Programmed cell death, or apoptosis, is an essential process in development and homeostasis, and disruptions in associated pathways are responsible for a wide variety of diseases such as cancer, developmental abnormalities, and Alzheimer’s disease. On the other hand, cell death, in many cases, is the desired outcome of therapeutic treatments targeting diseases such as cancer. Recently, metabolic imaging based on two-photon fluorescence microscopy has been developed and shown to be highly sensitive to certain cell death processes, most notably apoptosis, thus having the potential as an advanced label-free screening tool. However, the typically low acquisition rates of this imaging technique have resulted in a limited throughput approach, allowing only a small population of cells to be tracked at well-separated time points. To address this limitation, a high-speed two-photon fluorescence lifetime imaging microscopy (2P-FLIM) platform capable of video-rate imaging is applied to study and further characterize the metabolic dynamics associated with cell death. Building upon previous work demonstrating the capabilities of this system, this microscope is utilized to study rapid metabolic changes during cell death induction, such as dose-dependency of metabolic response, response in invasive vs. noninvasive cancer cells, and response in an apoptosis-resistant cell line, which is further shown to undergo autophagy in response to toxic stimuli. Results from these experiments show that the early apoptosis-related metabolic dynamics are strongly correlated with important cellular parameters including responsiveness to apoptosis-inducing stimuli. The high speed and sensitivity of the presented imaging approach enables new investigations into this highly dynamic and complex process.

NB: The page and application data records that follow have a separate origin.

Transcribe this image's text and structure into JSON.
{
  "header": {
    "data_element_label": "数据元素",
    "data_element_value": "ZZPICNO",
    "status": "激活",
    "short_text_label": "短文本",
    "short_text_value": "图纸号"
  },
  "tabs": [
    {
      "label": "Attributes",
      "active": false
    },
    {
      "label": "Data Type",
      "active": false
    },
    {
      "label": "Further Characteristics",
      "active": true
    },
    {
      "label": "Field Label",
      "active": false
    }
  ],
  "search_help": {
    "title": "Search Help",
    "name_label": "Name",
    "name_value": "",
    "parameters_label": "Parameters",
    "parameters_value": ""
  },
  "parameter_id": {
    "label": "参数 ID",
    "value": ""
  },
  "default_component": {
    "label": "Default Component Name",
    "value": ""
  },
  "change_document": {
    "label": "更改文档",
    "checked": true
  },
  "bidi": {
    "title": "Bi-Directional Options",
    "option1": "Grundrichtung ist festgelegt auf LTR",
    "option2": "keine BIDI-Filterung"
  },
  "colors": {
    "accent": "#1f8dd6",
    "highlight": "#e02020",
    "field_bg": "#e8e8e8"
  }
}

ASJC Scopus subject areas
- Atomic and Molecular Physics, and Optics